Meru University pioneers e-waste management training

Meru University e-waste

Meru University of Science and Technology VC Prof Romanus Odhiambo speaks to students during the opening of an e-waste collection and management centre on February 16, 2023.

Photo credit: David Muchui I Nation Media Group

Meru University of Science and Technology (MUST) has started an e-waste process management training, becoming the first institution of higher learning in Kenya to roll out the programme.

MUST has also established an e-waste collection centre that will be upgraded to a mini recycling centre for training in an initiative backed by GIZ, Waste Electronic and Electrical Equipment (WEEE) Centre, Pan African E-waste Solutions among other partners.

Meru University Vice Chancellor Prof Romanus Odhiambo said the institution was striving to become a hub for research and training on circular economy.

He said e-waste is an emerging threat to efforts to reverse the effects of climate change with only 17 percent of all waste produced globally being managed.

“Reports indicate that over 53 million tonnes of e-waste was produced globally in 2020 and could increase to 120 million tonnes by 2050 if not handled. In Africa, the growth of ICT and economy calls for readiness to manage e-waste,” Prof Odhiambo said.

He added that the management of e-waste will open up the urban mining sector which is more cost effective than field mining.

Urban mining is recovering rare metals from discarded electrical and electronic equipment through mechanical and chemical treatments.

E-waste process

“Our first group of 175 students will graduate in e-waste process management in June this year. The students will double up as agents for the collection centre. We are also working towards establishing a mini recycling centre for training and income generation. The university will help raise awareness, train, build capacity and create jobs around e-waste management,” the VC said.

Besides e-waste, Prof Odhiambo said the university has established itself as a centre for organic waste management research.

According to WEEE Centre Project manager Joseph Oliech, Kenya produces more than 51,000 tonnes of e-waste annually but little of it is recovered for recycling.
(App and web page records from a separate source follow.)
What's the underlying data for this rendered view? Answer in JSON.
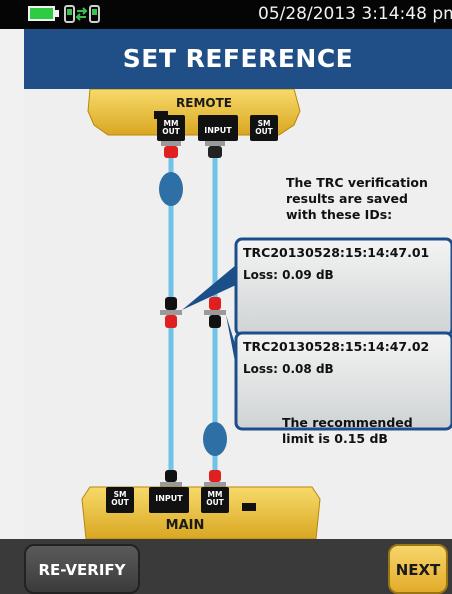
{
  "status_bar": {
    "datetime": "05/28/2013 3:14:48 pm",
    "battery_icon": "battery-icon",
    "connection_icon": "network-connection-icon"
  },
  "header": {
    "title": "SET REFERENCE"
  },
  "remote": {
    "label": "REMOTE",
    "ports": [
      "MM OUT",
      "INPUT",
      "SM OUT"
    ]
  },
  "main": {
    "label": "MAIN",
    "ports": [
      "SM OUT",
      "INPUT",
      "MM OUT"
    ]
  },
  "info": {
    "text_lines": [
      "The TRC verification",
      "results are saved",
      "with these IDs:"
    ],
    "limit_lines": [
      "The recommended",
      "limit is 0.15 dB"
    ]
  },
  "results": [
    {
      "id": "TRC20130528:15:14:47.01",
      "loss": "Loss: 0.09 dB"
    },
    {
      "id": "TRC20130528:15:14:47.02",
      "loss": "Loss: 0.08 dB"
    }
  ],
  "buttons": {
    "reverify": "RE-VERIFY",
    "next": "NEXT"
  },
  "colors": {
    "header": "#1f4f86",
    "fiber": "#6fc3e6",
    "connector_red": "#e02020",
    "device_yellow": "#f2c94c",
    "mandrel_blue": "#2e6fa6"
  }
}
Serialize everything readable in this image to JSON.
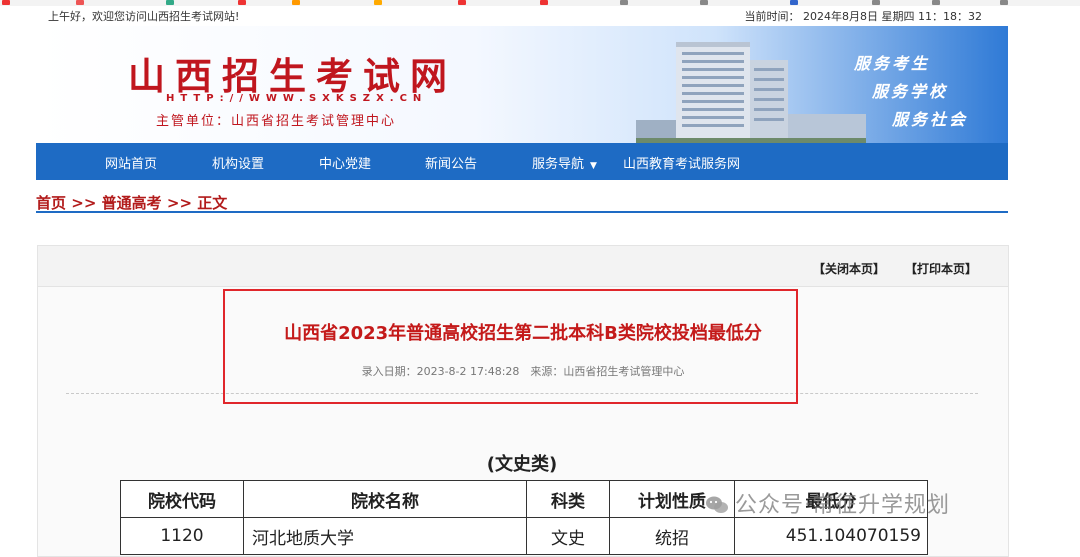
{
  "topbar": {
    "greeting": "上午好，欢迎您访问山西招生考试网站!",
    "datetime": "当前时间： 2024年8月8日 星期四 11：18：32"
  },
  "banner": {
    "site_name": "山西招生考试网",
    "url_text": "HTTP://WWW.SXKSZX.CN",
    "org_text": "主管单位：山西省招生考试管理中心",
    "slogans": [
      "服务考生",
      "服务学校",
      "服务社会"
    ]
  },
  "nav": {
    "items": [
      "网站首页",
      "机构设置",
      "中心党建",
      "新闻公告",
      "服务导航",
      "山西教育考试服务网"
    ]
  },
  "breadcrumb": {
    "home": "首页",
    "sep1": ">>",
    "category": "普通高考",
    "sep2": ">>",
    "current": "正文"
  },
  "article": {
    "close_label": "【关闭本页】",
    "print_label": "【打印本页】",
    "title": "山西省2023年普通高校招生第二批本科B类院校投档最低分",
    "meta": "录入日期：2023-8-2 17:48:28　来源：山西省招生考试管理中心",
    "section": "(文史类)"
  },
  "table": {
    "headers": [
      "院校代码",
      "院校名称",
      "科类",
      "计划性质",
      "最低分"
    ],
    "rows": [
      [
        "1120",
        "河北地质大学",
        "文史",
        "统招",
        "451.104070159"
      ]
    ]
  },
  "watermark": {
    "text": "公众号·常征升学规划"
  },
  "colors": {
    "brand_red": "#c0161e",
    "nav_blue": "#1e6bc4",
    "highlight_red": "#e0262b"
  }
}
“Kenya is in the process of enacting the Sustainable Waste Management Act which provides for management of e-waste. This will ensure manufacturers take responsibility for e-waste management. The procurement and disposal Act also eases collection of electronics and electrical equipment from government offices since it does not place a cost on e-waste,” Mr Oliech said.

Mr Oliech said there was a need to train more youth in e-waste process management due to increased use of mobile phones and other ICT equipment in Africa.

“Our centre has the capacity to process 1,000 tonnes but we do not receive enough material. The training on e-waste management by Meru University will build capacity for this country,” he said.

He said there was an urgent need to enforce e-waste management since it is a major contributor to greenhouse gas emissions as well as releasing toxins into the environment.

“We are also working with five other vocation training institutions to provide e-waste management courses,” he said.